3) You review a ton of books every year. I’m guessing you’re flooded with books from publishers, etc. How do you sort through them and decide which ones to read?
3. Yes, I do receive quite the flood of books. Just looking at the stacks beside me I can see that I received 21 in the past 2 days, though that’s probably a little higher than usual). It does leave me with the chore of sorting the good from bad. It’s usually quite simple to filter out the worst of the worst (they immediately get thrown away), but a little bit trickier to sort the gold from the silver, if you get my meaning. What I tend to do is choose books that look like they will be interesting, well-written and compelling to the readers of my site. I tend to give away most of the books that I do not review, simply because I do not have room for all of them. The walls in my office are already lined with books and there are more on the floor than there should be. The real challenge for me is to make sure I am reading books for my own edification and not just reading them as a means to the immediate end of tearing off a quick review.
4) You’re first book, The Discipline of Spiritual Discernment. When you hear the word discernment, instinctively we think of a sort of nitpicky legalism. But you say that every believer should be discerning?
The Discipline of Spiritual Discernment came out of a time when I was wrestling through what it really meant to be discerning. As you say, many people understand discernment as a habit of those who are always looking for something to complain about. And I suppose there’s an undeniable connection between discernment ministries and people who are constantly picking fights and complaining about the Christian world. I addressed these people in one of the book’s chapters, though I’m not so sure that many of them listened. I don’t think you’ll find my book on the suggested reading lists for most discernment ministries. I see discernment as an integral ministry within the church and one that is positive, not negative, within the life of a local body. It’s to our shame that the word has been co-opted by those who cast it in a negative light.
5) You have a new book coming out in a few months, The Next Story, about living virtuously in a digital world. This seems like such a needed book as Christians in our generation grapple with just how to redeem technology for the Kingdom.
Yes, I do have a new book coming out in April of 2011. In fact, I’m taking a break from editing it to complete this interview. Now you didn’t actually ask a question here, so I’ll go ahead and create one.

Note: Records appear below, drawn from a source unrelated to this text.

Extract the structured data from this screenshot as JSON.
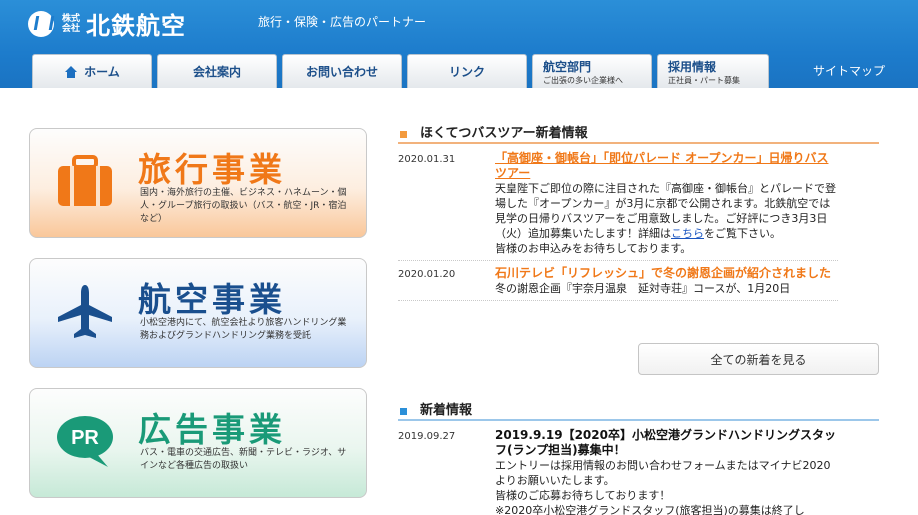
{
  "header": {
    "logo_kabushiki": "株式会社",
    "logo_name": "北鉄航空",
    "tagline": "旅行・保険・広告のパートナー",
    "sitemap": "サイトマップ"
  },
  "nav": {
    "tabs": [
      {
        "label": "ホーム",
        "sub": ""
      },
      {
        "label": "会社案内",
        "sub": ""
      },
      {
        "label": "お問い合わせ",
        "sub": ""
      },
      {
        "label": "リンク",
        "sub": ""
      },
      {
        "label": "航空部門",
        "sub": "ご出張の多い企業様へ"
      },
      {
        "label": "採用情報",
        "sub": "正社員・パート募集"
      }
    ]
  },
  "businesses": [
    {
      "title": "旅行事業",
      "desc": "国内・海外旅行の主催、ビジネス・ハネムーン・個人・グループ旅行の取扱い（バス・航空・JR・宿泊など）",
      "icon": "suitcase-icon",
      "color": "#f07818"
    },
    {
      "title": "航空事業",
      "desc": "小松空港内にて、航空会社より旅客ハンドリング業務およびグランドハンドリング業務を受託",
      "icon": "airplane-icon",
      "color": "#1a4f8e"
    },
    {
      "title": "広告事業",
      "desc": "バス・電車の交通広告、新聞・テレビ・ラジオ、サインなど各種広告の取扱い",
      "icon": "pr-icon",
      "color": "#1a9a78",
      "icon_text": "PR"
    }
  ],
  "bus_tour": {
    "heading": "ほくてつバスツアー新着情報",
    "items": [
      {
        "date": "2020.01.31",
        "title": "「高御座・御帳台」「即位パレード オープンカー」日帰りバスツアー",
        "text_before": "天皇陛下ご即位の際に注目された『高御座・御帳台』とパレードで登場した『オープンカー』が3月に京都で公開されます。北鉄航空では見学の日帰りバスツアーをご用意致しました。ご好評につき3月3日（火）追加募集いたします！詳細は",
        "link": "こちら",
        "text_after": "をご覧下さい。",
        "text2": "皆様のお申込みをお待ちしております。"
      },
      {
        "date": "2020.01.20",
        "title": "石川テレビ「リフレッシュ」で冬の謝恩企画が紹介されました",
        "text": "冬の謝恩企画『宇奈月温泉　延対寺荘』コースが、1月20日"
      }
    ],
    "more_button": "全ての新着を見る"
  },
  "news": {
    "heading": "新着情報",
    "items": [
      {
        "date": "2019.09.27",
        "title": "2019.9.19【2020卒】小松空港グランドハンドリングスタッフ(ランプ担当)募集中！",
        "text": "エントリーは採用情報のお問い合わせフォームまたはマイナビ2020よりお願いいたします。",
        "text2": "皆様のご応募お待ちしております！",
        "text3": "※2020卒小松空港グランドスタッフ(旅客担当)の募集は終了し"
      }
    ]
  }
}
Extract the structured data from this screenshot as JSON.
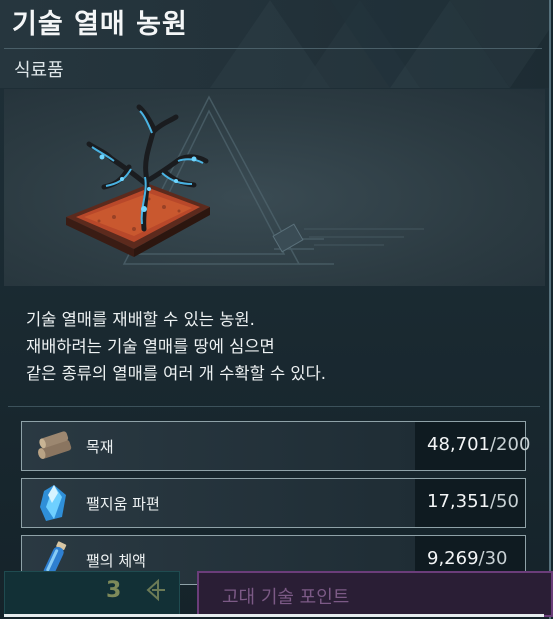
{
  "window": {
    "title": "기술 열매 농원",
    "category": "식료품"
  },
  "description": [
    "기술 열매를 재배할 수 있는 농원.",
    "재배하려는 기술 열매를 땅에 심으면",
    "같은 종류의 열매를 여러 개 수확할 수 있다."
  ],
  "materials": [
    {
      "name": "목재",
      "owned": "48,701",
      "required": "/200",
      "icon": "wood-log-icon"
    },
    {
      "name": "팰지움 파편",
      "owned": "17,351",
      "required": "/50",
      "icon": "paldium-fragment-icon"
    },
    {
      "name": "팰의 체액",
      "owned": "9,269",
      "required": "/30",
      "icon": "pal-fluid-icon"
    }
  ],
  "bottom_bar": {
    "count": "3",
    "ancient_points_label": "고대 기술 포인트"
  },
  "colors": {
    "panel_bg": "#1f3038",
    "accent_purple": "#6b3d7a",
    "accent_teal": "#1f4b50",
    "crystal_blue": "#4fc3f7"
  }
}
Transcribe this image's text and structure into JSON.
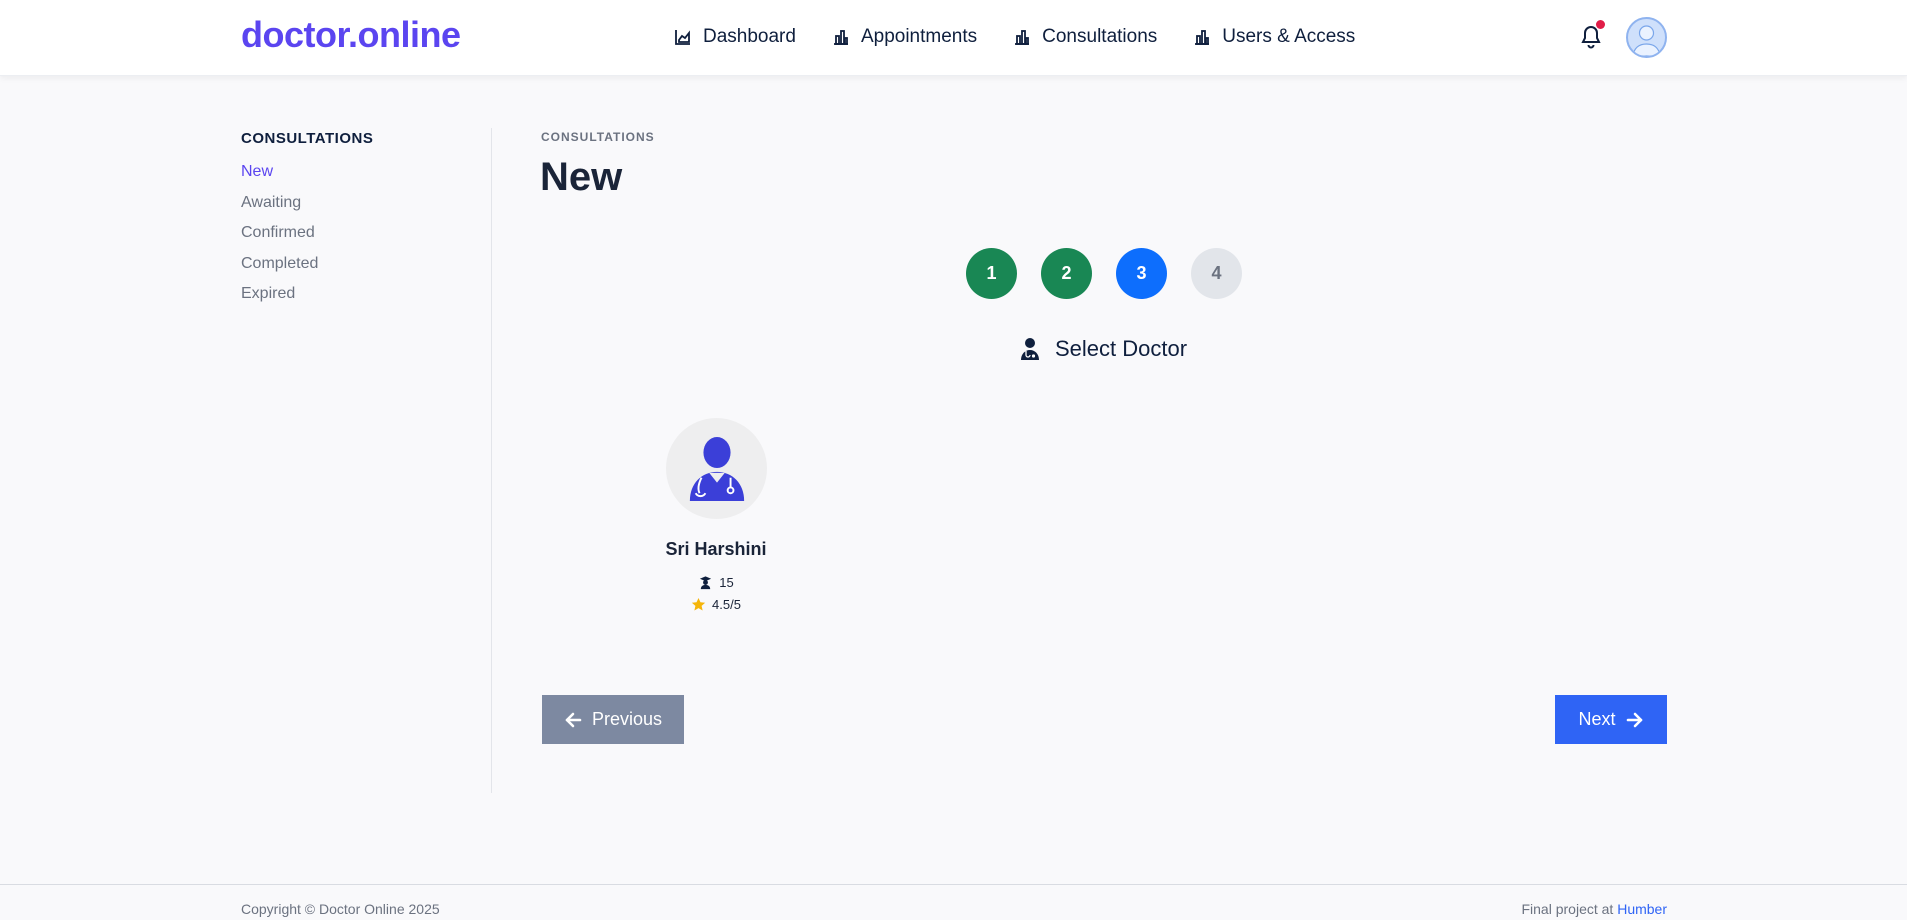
{
  "brand": "doctor.online",
  "nav": [
    {
      "label": "Dashboard",
      "icon": "chart-area-icon"
    },
    {
      "label": "Appointments",
      "icon": "chart-bar-icon"
    },
    {
      "label": "Consultations",
      "icon": "chart-bar-icon"
    },
    {
      "label": "Users & Access",
      "icon": "chart-bar-icon"
    }
  ],
  "sidebar": {
    "title": "CONSULTATIONS",
    "items": [
      {
        "label": "New",
        "active": true
      },
      {
        "label": "Awaiting"
      },
      {
        "label": "Confirmed"
      },
      {
        "label": "Completed"
      },
      {
        "label": "Expired"
      }
    ]
  },
  "main": {
    "eyebrow": "CONSULTATIONS",
    "title": "New",
    "steps": [
      {
        "label": "1",
        "state": "done"
      },
      {
        "label": "2",
        "state": "done"
      },
      {
        "label": "3",
        "state": "current"
      },
      {
        "label": "4",
        "state": "todo"
      }
    ],
    "section_title": "Select Doctor",
    "doctor": {
      "name": "Sri Harshini",
      "experience": "15",
      "rating": "4.5/5"
    },
    "prev_label": "Previous",
    "next_label": "Next"
  },
  "footer": {
    "copyright": "Copyright © Doctor Online 2025",
    "final_prefix": "Final project at ",
    "final_link": "Humber"
  },
  "colors": {
    "brand": "#5b45f0",
    "step_done": "#198754",
    "step_current": "#0d6efd",
    "next_button": "#2f64f5",
    "prev_button": "#7d89a1",
    "notification_dot": "#e11d48",
    "star": "#f5b50a",
    "doctor_icon": "#3b3fd8"
  }
}
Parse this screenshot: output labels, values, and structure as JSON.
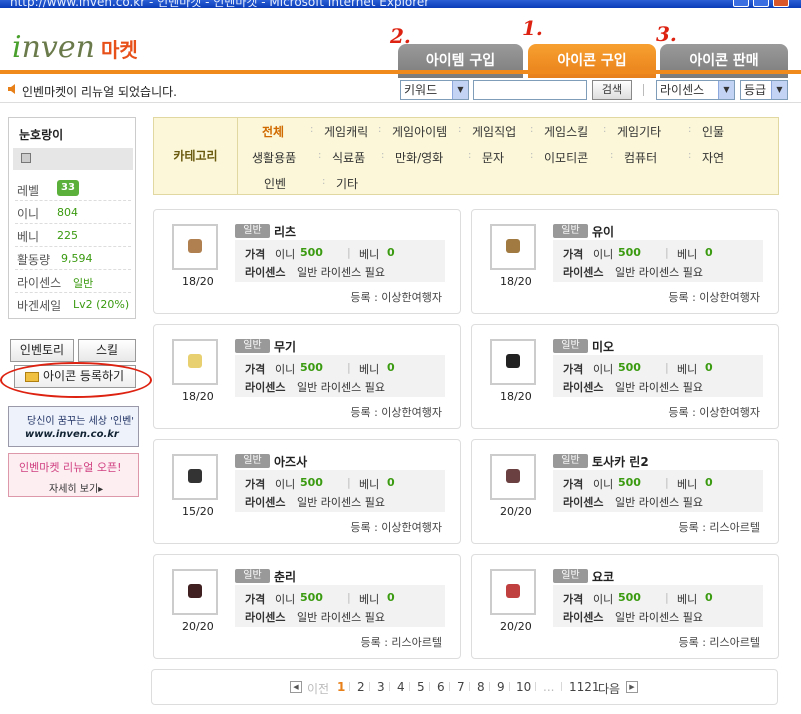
{
  "window_title": "http://www.inven.co.kr - 인벤마켓 - 인벤마켓 - Microsoft Internet Explorer",
  "logo": {
    "brand": "nven",
    "brand_initial": "i",
    "market": "마켓"
  },
  "tabs": [
    "아이템 구입",
    "아이콘 구입",
    "아이콘 판매"
  ],
  "annotations": [
    "2.",
    "1.",
    "3."
  ],
  "notice": "인벤마켓이 리뉴얼 되었습니다.",
  "search": {
    "keyword_select": "키워드",
    "query": "",
    "button": "검색",
    "license_select": "라이센스",
    "grade_select": "등급"
  },
  "profile": {
    "name": "눈호랑이",
    "level_label": "레벨",
    "level": "33",
    "stats": [
      {
        "label": "이니",
        "value": "804"
      },
      {
        "label": "베니",
        "value": "225"
      },
      {
        "label": "활동량",
        "value": "9,594"
      },
      {
        "label": "라이센스",
        "value": "일반"
      },
      {
        "label": "바겐세일",
        "value": "Lv2 (20%)"
      }
    ]
  },
  "side_buttons": {
    "inventory": "인벤토리",
    "skill": "스킬",
    "register": "아이콘 등록하기"
  },
  "banners": {
    "inven_slogan": "당신이 꿈꾸는 세상 '인벤'",
    "inven_url": "www.inven.co.kr",
    "renewal": "인벤마켓 리뉴얼 오픈!",
    "renewal_more": "자세히 보기▸"
  },
  "category": {
    "label": "카테고리",
    "items": [
      "전체",
      "게임캐릭",
      "게임아이템",
      "게임직업",
      "게임스킬",
      "게임기타",
      "인물",
      "생활용품",
      "식료품",
      "만화/영화",
      "문자",
      "이모티콘",
      "컴퓨터",
      "자연",
      "인벤",
      "기타"
    ]
  },
  "card_labels": {
    "badge": "일반",
    "price": "가격",
    "ini": "이니",
    "beni": "베니",
    "license": "라이센스",
    "license_req": "일반 라이센스 필요"
  },
  "products": [
    {
      "name": "리츠",
      "stock": "18/20",
      "ini": "500",
      "beni": "0",
      "seller": "등록 : 이상한여행자",
      "color": "#b08050"
    },
    {
      "name": "유이",
      "stock": "18/20",
      "ini": "500",
      "beni": "0",
      "seller": "등록 : 이상한여행자",
      "color": "#a07a40"
    },
    {
      "name": "무기",
      "stock": "18/20",
      "ini": "500",
      "beni": "0",
      "seller": "등록 : 이상한여행자",
      "color": "#e8d070"
    },
    {
      "name": "미오",
      "stock": "18/20",
      "ini": "500",
      "beni": "0",
      "seller": "등록 : 이상한여행자",
      "color": "#222222"
    },
    {
      "name": "아즈사",
      "stock": "15/20",
      "ini": "500",
      "beni": "0",
      "seller": "등록 : 이상한여행자",
      "color": "#333333"
    },
    {
      "name": "토사카 린2",
      "stock": "20/20",
      "ini": "500",
      "beni": "0",
      "seller": "등록 : 리스아르텔",
      "color": "#6a4040"
    },
    {
      "name": "춘리",
      "stock": "20/20",
      "ini": "500",
      "beni": "0",
      "seller": "등록 : 리스아르텔",
      "color": "#402020"
    },
    {
      "name": "요코",
      "stock": "20/20",
      "ini": "500",
      "beni": "0",
      "seller": "등록 : 리스아르텔",
      "color": "#c04040"
    }
  ],
  "pager": {
    "prev": "이전",
    "pages": [
      "1",
      "2",
      "3",
      "4",
      "5",
      "6",
      "7",
      "8",
      "9",
      "10"
    ],
    "ellipsis": "...",
    "last": "1121",
    "next": "다음"
  },
  "colors": {
    "accent": "#f08a1c",
    "green": "#3a9a10",
    "annotation_red": "#dd2211"
  }
}
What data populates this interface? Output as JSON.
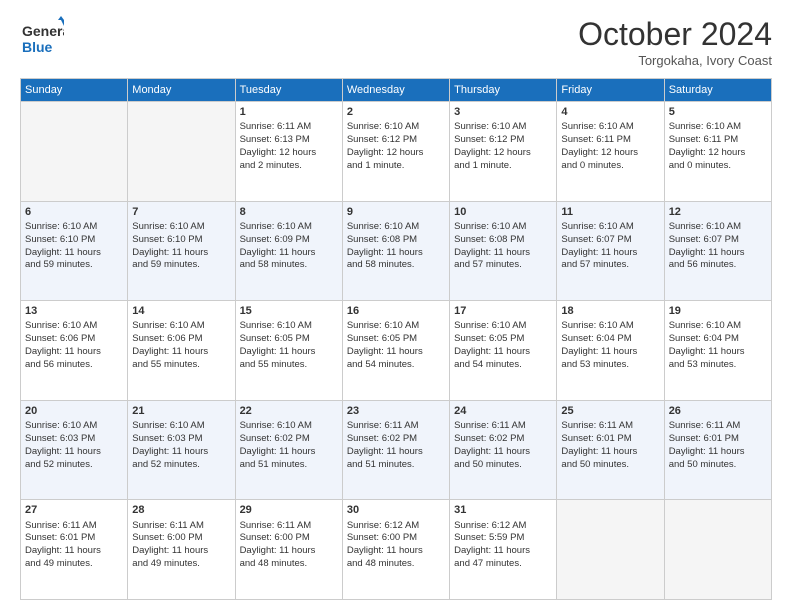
{
  "header": {
    "logo_line1": "General",
    "logo_line2": "Blue",
    "title": "October 2024",
    "location": "Torgokaha, Ivory Coast"
  },
  "weekdays": [
    "Sunday",
    "Monday",
    "Tuesday",
    "Wednesday",
    "Thursday",
    "Friday",
    "Saturday"
  ],
  "weeks": [
    [
      {
        "day": "",
        "info": ""
      },
      {
        "day": "",
        "info": ""
      },
      {
        "day": "1",
        "info": "Sunrise: 6:11 AM\nSunset: 6:13 PM\nDaylight: 12 hours\nand 2 minutes."
      },
      {
        "day": "2",
        "info": "Sunrise: 6:10 AM\nSunset: 6:12 PM\nDaylight: 12 hours\nand 1 minute."
      },
      {
        "day": "3",
        "info": "Sunrise: 6:10 AM\nSunset: 6:12 PM\nDaylight: 12 hours\nand 1 minute."
      },
      {
        "day": "4",
        "info": "Sunrise: 6:10 AM\nSunset: 6:11 PM\nDaylight: 12 hours\nand 0 minutes."
      },
      {
        "day": "5",
        "info": "Sunrise: 6:10 AM\nSunset: 6:11 PM\nDaylight: 12 hours\nand 0 minutes."
      }
    ],
    [
      {
        "day": "6",
        "info": "Sunrise: 6:10 AM\nSunset: 6:10 PM\nDaylight: 11 hours\nand 59 minutes."
      },
      {
        "day": "7",
        "info": "Sunrise: 6:10 AM\nSunset: 6:10 PM\nDaylight: 11 hours\nand 59 minutes."
      },
      {
        "day": "8",
        "info": "Sunrise: 6:10 AM\nSunset: 6:09 PM\nDaylight: 11 hours\nand 58 minutes."
      },
      {
        "day": "9",
        "info": "Sunrise: 6:10 AM\nSunset: 6:08 PM\nDaylight: 11 hours\nand 58 minutes."
      },
      {
        "day": "10",
        "info": "Sunrise: 6:10 AM\nSunset: 6:08 PM\nDaylight: 11 hours\nand 57 minutes."
      },
      {
        "day": "11",
        "info": "Sunrise: 6:10 AM\nSunset: 6:07 PM\nDaylight: 11 hours\nand 57 minutes."
      },
      {
        "day": "12",
        "info": "Sunrise: 6:10 AM\nSunset: 6:07 PM\nDaylight: 11 hours\nand 56 minutes."
      }
    ],
    [
      {
        "day": "13",
        "info": "Sunrise: 6:10 AM\nSunset: 6:06 PM\nDaylight: 11 hours\nand 56 minutes."
      },
      {
        "day": "14",
        "info": "Sunrise: 6:10 AM\nSunset: 6:06 PM\nDaylight: 11 hours\nand 55 minutes."
      },
      {
        "day": "15",
        "info": "Sunrise: 6:10 AM\nSunset: 6:05 PM\nDaylight: 11 hours\nand 55 minutes."
      },
      {
        "day": "16",
        "info": "Sunrise: 6:10 AM\nSunset: 6:05 PM\nDaylight: 11 hours\nand 54 minutes."
      },
      {
        "day": "17",
        "info": "Sunrise: 6:10 AM\nSunset: 6:05 PM\nDaylight: 11 hours\nand 54 minutes."
      },
      {
        "day": "18",
        "info": "Sunrise: 6:10 AM\nSunset: 6:04 PM\nDaylight: 11 hours\nand 53 minutes."
      },
      {
        "day": "19",
        "info": "Sunrise: 6:10 AM\nSunset: 6:04 PM\nDaylight: 11 hours\nand 53 minutes."
      }
    ],
    [
      {
        "day": "20",
        "info": "Sunrise: 6:10 AM\nSunset: 6:03 PM\nDaylight: 11 hours\nand 52 minutes."
      },
      {
        "day": "21",
        "info": "Sunrise: 6:10 AM\nSunset: 6:03 PM\nDaylight: 11 hours\nand 52 minutes."
      },
      {
        "day": "22",
        "info": "Sunrise: 6:10 AM\nSunset: 6:02 PM\nDaylight: 11 hours\nand 51 minutes."
      },
      {
        "day": "23",
        "info": "Sunrise: 6:11 AM\nSunset: 6:02 PM\nDaylight: 11 hours\nand 51 minutes."
      },
      {
        "day": "24",
        "info": "Sunrise: 6:11 AM\nSunset: 6:02 PM\nDaylight: 11 hours\nand 50 minutes."
      },
      {
        "day": "25",
        "info": "Sunrise: 6:11 AM\nSunset: 6:01 PM\nDaylight: 11 hours\nand 50 minutes."
      },
      {
        "day": "26",
        "info": "Sunrise: 6:11 AM\nSunset: 6:01 PM\nDaylight: 11 hours\nand 50 minutes."
      }
    ],
    [
      {
        "day": "27",
        "info": "Sunrise: 6:11 AM\nSunset: 6:01 PM\nDaylight: 11 hours\nand 49 minutes."
      },
      {
        "day": "28",
        "info": "Sunrise: 6:11 AM\nSunset: 6:00 PM\nDaylight: 11 hours\nand 49 minutes."
      },
      {
        "day": "29",
        "info": "Sunrise: 6:11 AM\nSunset: 6:00 PM\nDaylight: 11 hours\nand 48 minutes."
      },
      {
        "day": "30",
        "info": "Sunrise: 6:12 AM\nSunset: 6:00 PM\nDaylight: 11 hours\nand 48 minutes."
      },
      {
        "day": "31",
        "info": "Sunrise: 6:12 AM\nSunset: 5:59 PM\nDaylight: 11 hours\nand 47 minutes."
      },
      {
        "day": "",
        "info": ""
      },
      {
        "day": "",
        "info": ""
      }
    ]
  ]
}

I think the greatest Blue Jay in history must be Roy Halladay. I know that many people will disagree with me and point to George Bell or Carlos Delgado or Roberto Alomar or any number of other guys. But Halladay gets my vote because he was a product of the Toronto system and pitched here for most of his career. It was here that he really grew up and here that he became the Cy Young winner (though I’m guessing he picks up another one this year). So he was a Toronto guy in a way someone like Alomar never was (even though Alomar was an integral part of those two World Series victories in ’92 and ’93). So yes, there are good arguments to the contrary, but I’ll stick with Halladay. Giving him up to Philadelphia this past off-season was a harsh blow. I think it will be a long, long time before Toronto sees another guy like him.